Jerk Mahi-Mahi Lettuce Wraps with Fresh Basil, Mint, Kimchi and Bean Sprouts

The second high quality dish I threw together over Memorial Day weekend. I had purchased some mahi mahi with the intention of making fish tacos for my roommates and I. It turned out, unfortunately, that they all had dates planned for that evening. Lazy as it sounds, I didn't feel like hitting up the grocery store to buy tortillas, jalapenos, and the like for a solo venture.

I decided to make do with what I had on hand and see what resulted.

I first rubbed the mahi mahi with jerk seasoning and sauteed it in a cast iron skillet over medium heat, for about four minutes per side. I then sliced the fish into portions small enough to fit into the lettuce wraps that I was going to use as a vessel to transport them from plate to mouth.

In addition to the jerk rubbed fish, I added bean sprouts, kimchi, fresh mint and fresh basil to the bibb lettuce leaves before consuming. The bean sprouts and kimchi added a nice crunch to the dish, while the herbs both tempered the spiciness of the jerk and kimchi and provided their own clean flavors that rounded out the dish.

The whole meal took about 15 minutes to prepare and turned out quite well. Next time I find myself with mahi mahi, I'm not so sure my first instinct will be fish tacos...

Fun With Miracle Fruit

Last night, I ripped into a ripe lemon. It tasted of delicious lemonade.

I tore into a tart lime. It tasted of Rose's Sweetened Lime Juice.

I scarfed down a fist full of goat cheese. It tasted like cheesecake.

I chugged a shot of Frank's Red Hot Sauce. It tasted like spicy fruit glaze.

Why was I eating these foods? And, more importantly, why did I perceive their taste differently? The answer is miracle fruit.

Inspired by a New York Times article (I was actually invited to the party discussed in the article, but could not attend), my roommate and I ordered miracle fruit tablets through e-bay.

We gathered a group of six adventurous palates and their possessors and let the tablets dissolve on our tongues. Ironically, the tablets tasted a bit sour themselves. After five to six minutes of rolling the tablet over my tongue, it had completely dissolved. The idea is that the protein in the fruit, called miraculin, will bind with the taste buds and act as a sweetness inducer when it comes in contact with acids.

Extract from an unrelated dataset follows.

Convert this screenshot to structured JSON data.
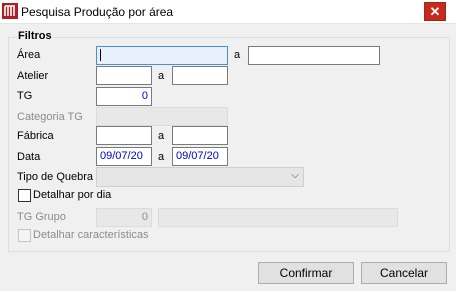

We had set up a spread of foods that looked like some bizzaro buffet of things someone found around their house. The reality was that all of these items were selected for their acidity, bitterness or sourness that normally is tempered by a sweetener (e.g. sugar, honey, the Maillard reaction).

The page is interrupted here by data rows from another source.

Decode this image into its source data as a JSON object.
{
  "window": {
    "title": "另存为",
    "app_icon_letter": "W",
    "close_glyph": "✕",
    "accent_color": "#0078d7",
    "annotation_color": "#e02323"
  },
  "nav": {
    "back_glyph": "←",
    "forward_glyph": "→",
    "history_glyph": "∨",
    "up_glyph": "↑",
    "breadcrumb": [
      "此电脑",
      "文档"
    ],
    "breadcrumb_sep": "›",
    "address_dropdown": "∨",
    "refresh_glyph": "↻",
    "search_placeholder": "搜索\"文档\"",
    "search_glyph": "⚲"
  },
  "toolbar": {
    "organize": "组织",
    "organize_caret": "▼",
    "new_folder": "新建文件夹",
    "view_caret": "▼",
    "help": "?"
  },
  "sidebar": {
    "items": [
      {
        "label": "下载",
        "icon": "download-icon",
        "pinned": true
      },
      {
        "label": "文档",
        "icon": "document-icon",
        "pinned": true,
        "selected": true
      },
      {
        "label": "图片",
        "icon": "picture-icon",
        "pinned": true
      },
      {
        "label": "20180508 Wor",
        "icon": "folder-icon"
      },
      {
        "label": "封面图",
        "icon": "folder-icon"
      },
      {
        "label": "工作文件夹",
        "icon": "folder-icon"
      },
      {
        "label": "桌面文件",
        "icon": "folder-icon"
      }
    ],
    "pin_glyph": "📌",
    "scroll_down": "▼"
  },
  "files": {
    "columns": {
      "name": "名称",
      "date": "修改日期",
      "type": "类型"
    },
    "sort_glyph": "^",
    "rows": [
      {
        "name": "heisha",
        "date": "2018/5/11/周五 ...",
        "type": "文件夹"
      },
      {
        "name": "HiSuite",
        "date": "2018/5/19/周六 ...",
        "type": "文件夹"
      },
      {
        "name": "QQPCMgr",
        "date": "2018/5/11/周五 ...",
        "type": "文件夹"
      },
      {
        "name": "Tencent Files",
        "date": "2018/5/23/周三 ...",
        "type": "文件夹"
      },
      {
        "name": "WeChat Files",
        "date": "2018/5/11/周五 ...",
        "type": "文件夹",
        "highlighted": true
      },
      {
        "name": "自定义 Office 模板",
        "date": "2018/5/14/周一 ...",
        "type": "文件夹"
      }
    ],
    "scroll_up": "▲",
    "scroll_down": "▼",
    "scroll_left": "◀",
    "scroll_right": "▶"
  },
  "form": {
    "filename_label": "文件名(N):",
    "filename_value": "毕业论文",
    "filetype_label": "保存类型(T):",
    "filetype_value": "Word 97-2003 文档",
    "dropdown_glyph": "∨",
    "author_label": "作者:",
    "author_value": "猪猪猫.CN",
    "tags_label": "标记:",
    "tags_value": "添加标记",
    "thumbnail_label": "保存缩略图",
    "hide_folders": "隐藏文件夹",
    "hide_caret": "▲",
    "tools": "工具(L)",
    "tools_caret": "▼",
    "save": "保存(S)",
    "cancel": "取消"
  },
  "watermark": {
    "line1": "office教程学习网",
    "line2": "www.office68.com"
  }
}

So what did they taste like?

The citrus fruits and hot sauce were the best of the bunch.

Grapefruit, a favorite of mine already, was especially delicious as its natural juices lost their astringency and simply refreshed with sweetness.

The hot sauce was a new experience entirely. It tasted as if someone had combined apple, mango and a dash of habanero, blended it with sugar and turned it into a syrup. Slightly piquant and wholly delicious.

The jalapeno actually lost its heat when eaten "on the pill" and the radish simply tasted like firm canned water chestnuts (a texture that I love, but somewhat bland). The gorgonzola cheese was made more mild by the pill and the brie tasted a bit sweeter, which did it well (as brie is often paired with fruit).

100% unsweetened chocolate was horrible, just as it is sans-miracle fruit. 70% was better, but didn't taste that different from a good 40-50% bar.

The schonzberries tasted like schonzberries.

The effect of the tablets wore off after about 15 minutes.

With the torrid pace we were eating at, that was probably a good thing.

There are no bad side effects to speak of, other that the fact that a few shots of hot sauce mixed with shots of apple cider vinegar (tasted like apple juice), oatmeal stout (chocolate milk) and all that citrus juice mixed in an empty stomach might not be the most savory combination.

In the end, it was a really fun experiment, that cost each patron about $5 a head for the pill and the food. Next time, we're going to try out the real berries.

Adventure to be continued....